## Recorded information

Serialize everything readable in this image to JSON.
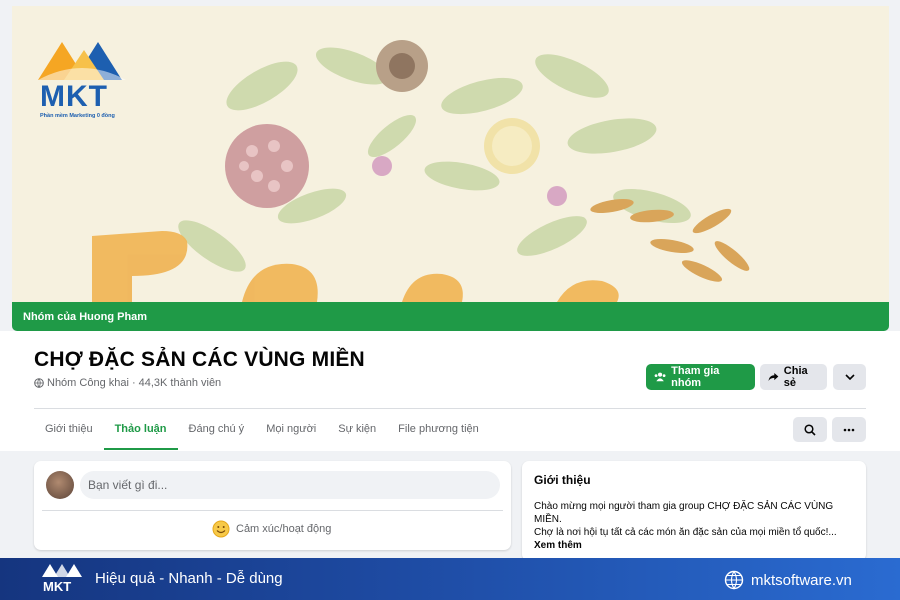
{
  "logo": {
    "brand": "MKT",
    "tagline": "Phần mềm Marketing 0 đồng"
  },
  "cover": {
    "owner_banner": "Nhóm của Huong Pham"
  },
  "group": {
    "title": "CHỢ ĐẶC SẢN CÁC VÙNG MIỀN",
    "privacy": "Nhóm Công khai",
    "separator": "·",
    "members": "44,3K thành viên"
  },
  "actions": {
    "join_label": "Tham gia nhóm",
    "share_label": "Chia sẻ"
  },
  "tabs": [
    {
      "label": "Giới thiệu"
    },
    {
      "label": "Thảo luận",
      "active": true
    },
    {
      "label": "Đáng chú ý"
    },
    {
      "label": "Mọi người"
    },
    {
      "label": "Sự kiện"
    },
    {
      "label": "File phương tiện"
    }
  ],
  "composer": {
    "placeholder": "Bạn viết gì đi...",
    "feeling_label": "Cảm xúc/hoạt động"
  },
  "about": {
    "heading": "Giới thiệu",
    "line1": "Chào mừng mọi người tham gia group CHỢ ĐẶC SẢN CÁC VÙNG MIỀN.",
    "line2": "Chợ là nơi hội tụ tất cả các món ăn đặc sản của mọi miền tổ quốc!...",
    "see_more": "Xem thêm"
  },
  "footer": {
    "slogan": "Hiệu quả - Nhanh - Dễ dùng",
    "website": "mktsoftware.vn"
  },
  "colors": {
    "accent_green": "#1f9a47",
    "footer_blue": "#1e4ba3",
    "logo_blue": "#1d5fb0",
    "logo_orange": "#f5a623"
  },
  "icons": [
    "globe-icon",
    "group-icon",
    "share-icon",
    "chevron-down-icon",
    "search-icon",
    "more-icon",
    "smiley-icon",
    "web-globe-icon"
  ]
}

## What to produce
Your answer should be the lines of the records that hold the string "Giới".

## Solution
      "label": "Giới thiệu"
    "heading": "Giới thiệu",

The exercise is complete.